WHAT THE EXERCISE ASKS:
Write out every entry once more, character for character.

(Items from an interface collection)

▬▬▬▬▬▬

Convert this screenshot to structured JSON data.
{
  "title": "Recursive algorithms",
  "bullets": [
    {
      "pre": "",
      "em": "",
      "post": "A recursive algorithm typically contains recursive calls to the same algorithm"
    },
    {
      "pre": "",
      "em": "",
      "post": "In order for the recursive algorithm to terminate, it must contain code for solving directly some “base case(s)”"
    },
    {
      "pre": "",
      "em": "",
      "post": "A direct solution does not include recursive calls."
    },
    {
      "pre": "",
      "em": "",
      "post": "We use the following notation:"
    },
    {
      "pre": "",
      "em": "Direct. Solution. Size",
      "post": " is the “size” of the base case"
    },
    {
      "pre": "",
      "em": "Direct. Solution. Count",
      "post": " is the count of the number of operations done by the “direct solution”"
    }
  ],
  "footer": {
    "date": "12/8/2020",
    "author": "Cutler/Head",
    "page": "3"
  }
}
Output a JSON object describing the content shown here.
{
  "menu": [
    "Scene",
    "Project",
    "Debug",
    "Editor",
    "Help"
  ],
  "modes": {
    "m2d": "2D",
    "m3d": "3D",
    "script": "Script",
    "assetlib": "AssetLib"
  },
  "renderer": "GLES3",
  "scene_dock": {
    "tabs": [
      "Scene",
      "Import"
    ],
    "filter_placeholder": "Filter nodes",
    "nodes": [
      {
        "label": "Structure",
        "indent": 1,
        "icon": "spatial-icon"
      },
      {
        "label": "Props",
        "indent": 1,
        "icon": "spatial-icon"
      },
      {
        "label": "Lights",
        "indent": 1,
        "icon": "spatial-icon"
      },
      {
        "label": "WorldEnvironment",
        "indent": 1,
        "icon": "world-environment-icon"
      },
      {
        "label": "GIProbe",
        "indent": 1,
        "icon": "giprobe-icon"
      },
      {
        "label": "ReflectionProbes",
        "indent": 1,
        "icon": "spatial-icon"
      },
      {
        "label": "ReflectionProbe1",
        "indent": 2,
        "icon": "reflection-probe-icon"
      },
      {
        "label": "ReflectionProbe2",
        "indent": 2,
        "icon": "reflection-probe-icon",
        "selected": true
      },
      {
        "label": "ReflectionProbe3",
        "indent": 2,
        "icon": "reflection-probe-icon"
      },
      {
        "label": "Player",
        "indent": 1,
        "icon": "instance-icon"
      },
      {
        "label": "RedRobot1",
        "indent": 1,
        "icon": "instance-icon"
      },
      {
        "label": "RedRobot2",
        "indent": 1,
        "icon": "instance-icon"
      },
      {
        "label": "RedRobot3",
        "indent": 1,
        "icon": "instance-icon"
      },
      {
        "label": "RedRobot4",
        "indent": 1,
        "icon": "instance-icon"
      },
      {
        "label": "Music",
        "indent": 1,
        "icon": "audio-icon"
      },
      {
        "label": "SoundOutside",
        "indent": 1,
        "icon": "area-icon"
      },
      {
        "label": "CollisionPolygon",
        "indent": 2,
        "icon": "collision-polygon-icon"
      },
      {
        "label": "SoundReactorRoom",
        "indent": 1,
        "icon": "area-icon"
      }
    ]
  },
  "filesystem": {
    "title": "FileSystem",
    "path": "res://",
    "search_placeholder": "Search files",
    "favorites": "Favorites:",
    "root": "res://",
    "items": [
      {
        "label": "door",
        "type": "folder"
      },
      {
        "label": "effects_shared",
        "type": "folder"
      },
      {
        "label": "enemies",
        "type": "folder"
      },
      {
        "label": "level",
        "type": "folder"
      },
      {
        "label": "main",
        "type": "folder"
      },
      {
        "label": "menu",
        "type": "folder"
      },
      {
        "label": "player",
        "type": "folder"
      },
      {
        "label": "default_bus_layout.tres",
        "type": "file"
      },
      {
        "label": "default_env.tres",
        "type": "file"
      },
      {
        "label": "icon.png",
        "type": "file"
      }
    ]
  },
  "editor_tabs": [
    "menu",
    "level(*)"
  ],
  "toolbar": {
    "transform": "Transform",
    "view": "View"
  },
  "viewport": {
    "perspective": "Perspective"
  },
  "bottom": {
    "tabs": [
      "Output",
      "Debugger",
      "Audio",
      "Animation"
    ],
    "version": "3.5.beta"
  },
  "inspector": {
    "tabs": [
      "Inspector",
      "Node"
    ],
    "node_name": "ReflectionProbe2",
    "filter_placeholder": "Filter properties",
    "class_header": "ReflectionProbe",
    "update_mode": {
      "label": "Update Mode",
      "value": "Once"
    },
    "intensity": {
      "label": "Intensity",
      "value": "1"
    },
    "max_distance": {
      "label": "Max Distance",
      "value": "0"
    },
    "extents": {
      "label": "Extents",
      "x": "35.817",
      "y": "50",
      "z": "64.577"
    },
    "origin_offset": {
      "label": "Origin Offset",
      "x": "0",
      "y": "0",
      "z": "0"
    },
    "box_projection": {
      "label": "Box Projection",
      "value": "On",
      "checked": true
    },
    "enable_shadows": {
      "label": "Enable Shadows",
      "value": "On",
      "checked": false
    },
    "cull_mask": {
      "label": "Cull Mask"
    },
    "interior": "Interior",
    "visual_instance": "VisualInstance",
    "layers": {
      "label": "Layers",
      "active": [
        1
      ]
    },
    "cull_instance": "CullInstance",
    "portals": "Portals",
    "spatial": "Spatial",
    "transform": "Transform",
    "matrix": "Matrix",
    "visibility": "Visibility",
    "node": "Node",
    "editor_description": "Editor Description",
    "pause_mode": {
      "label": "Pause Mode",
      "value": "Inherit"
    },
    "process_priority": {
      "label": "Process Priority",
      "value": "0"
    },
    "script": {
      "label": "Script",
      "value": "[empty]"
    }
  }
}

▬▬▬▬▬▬

EXERCISE RESULT:
Convert this screenshot to structured JSON data.
{
  "title": "Recursive algorithms",
  "bullets": [
    {
      "pre": "",
      "em": "",
      "post": "A recursive algorithm typically contains recursive calls to the same algorithm"
    },
    {
      "pre": "",
      "em": "",
      "post": "In order for the recursive algorithm to terminate, it must contain code for solving directly some “base case(s)”"
    },
    {
      "pre": "",
      "em": "",
      "post": "A direct solution does not include recursive calls."
    },
    {
      "pre": "",
      "em": "",
      "post": "We use the following notation:"
    },
    {
      "pre": "",
      "em": "Direct. Solution. Size",
      "post": " is the “size” of the base case"
    },
    {
      "pre": "",
      "em": "Direct. Solution. Count",
      "post": " is the count of the number of operations done by the “direct solution”"
    }
  ],
  "footer": {
    "date": "12/8/2020",
    "author": "Cutler/Head",
    "page": "3"
  }
}
Output a JSON object describing the content shown here.
{
  "menu": [
    "Scene",
    "Project",
    "Debug",
    "Editor",
    "Help"
  ],
  "modes": {
    "m2d": "2D",
    "m3d": "3D",
    "script": "Script",
    "assetlib": "AssetLib"
  },
  "renderer": "GLES3",
  "scene_dock": {
    "tabs": [
      "Scene",
      "Import"
    ],
    "filter_placeholder": "Filter nodes",
    "nodes": [
      {
        "label": "Structure",
        "indent": 1,
        "icon": "spatial-icon"
      },
      {
        "label": "Props",
        "indent": 1,
        "icon": "spatial-icon"
      },
      {
        "label": "Lights",
        "indent": 1,
        "icon": "spatial-icon"
      },
      {
        "label": "WorldEnvironment",
        "indent": 1,
        "icon": "world-environment-icon"
      },
      {
        "label": "GIProbe",
        "indent": 1,
        "icon": "giprobe-icon"
      },
      {
        "label": "ReflectionProbes",
        "indent": 1,
        "icon": "spatial-icon"
      },
      {
        "label": "ReflectionProbe1",
        "indent": 2,
        "icon": "reflection-probe-icon"
      },
      {
        "label": "ReflectionProbe2",
        "indent": 2,
        "icon": "reflection-probe-icon",
        "selected": true
      },
      {
        "label": "ReflectionProbe3",
        "indent": 2,
        "icon": "reflection-probe-icon"
      },
      {
        "label": "Player",
        "indent": 1,
        "icon": "instance-icon"
      },
      {
        "label": "RedRobot1",
        "indent": 1,
        "icon": "instance-icon"
      },
      {
        "label": "RedRobot2",
        "indent": 1,
        "icon": "instance-icon"
      },
      {
        "label": "RedRobot3",
        "indent": 1,
        "icon": "instance-icon"
      },
      {
        "label": "RedRobot4",
        "indent": 1,
        "icon": "instance-icon"
      },
      {
        "label": "Music",
        "indent": 1,
        "icon": "audio-icon"
      },
      {
        "label": "SoundOutside",
        "indent": 1,
        "icon": "area-icon"
      },
      {
        "label": "CollisionPolygon",
        "indent": 2,
        "icon": "collision-polygon-icon"
      },
      {
        "label": "SoundReactorRoom",
        "indent": 1,
        "icon": "area-icon"
      }
    ]
  },
  "filesystem": {
    "title": "FileSystem",
    "path": "res://",
    "search_placeholder": "Search files",
    "favorites": "Favorites:",
    "root": "res://",
    "items": [
      {
        "label": "door",
        "type": "folder"
      },
      {
        "label": "effects_shared",
        "type": "folder"
      },
      {
        "label": "enemies",
        "type": "folder"
      },
      {
        "label": "level",
        "type": "folder"
      },
      {
        "label": "main",
        "type": "folder"
      },
      {
        "label": "menu",
        "type": "folder"
      },
      {
        "label": "player",
        "type": "folder"
      },
      {
        "label": "default_bus_layout.tres",
        "type": "file"
      },
      {
        "label": "default_env.tres",
        "type": "file"
      },
      {
        "label": "icon.png",
        "type": "file"
      }
    ]
  },
  "editor_tabs": [
    "menu",
    "level(*)"
  ],
  "toolbar": {
    "transform": "Transform",
    "view": "View"
  },
  "viewport": {
    "perspective": "Perspective"
  },
  "bottom": {
    "tabs": [
      "Output",
      "Debugger",
      "Audio",
      "Animation"
    ],
    "version": "3.5.beta"
  },
  "inspector": {
    "tabs": [
      "Inspector",
      "Node"
    ],
    "node_name": "ReflectionProbe2",
    "filter_placeholder": "Filter properties",
    "class_header": "ReflectionProbe",
    "update_mode": {
      "label": "Update Mode",
      "value": "Once"
    },
    "intensity": {
      "label": "Intensity",
      "value": "1"
    },
    "max_distance": {
      "label": "Max Distance",
      "value": "0"
    },
    "extents": {
      "label": "Extents",
      "x": "35.817",
      "y": "50",
      "z": "64.577"
    },
    "origin_offset": {
      "label": "Origin Offset",
      "x": "0",
      "y": "0",
      "z": "0"
    },
    "box_projection": {
      "label": "Box Projection",
      "value": "On",
      "checked": true
    },
    "enable_shadows": {
      "label": "Enable Shadows",
      "value": "On",
      "checked": false
    },
    "cull_mask": {
      "label": "Cull Mask"
    },
    "interior": "Interior",
    "visual_instance": "VisualInstance",
    "layers": {
      "label": "Layers",
      "active": [
        1
      ]
    },
    "cull_instance": "CullInstance",
    "portals": "Portals",
    "spatial": "Spatial",
    "transform": "Transform",
    "matrix": "Matrix",
    "visibility": "Visibility",
    "node": "Node",
    "editor_description": "Editor Description",
    "pause_mode": {
      "label": "Pause Mode",
      "value": "Inherit"
    },
    "process_priority": {
      "label": "Process Priority",
      "value": "0"
    },
    "script": {
      "label": "Script",
      "value": "[empty]"
    }
  }
}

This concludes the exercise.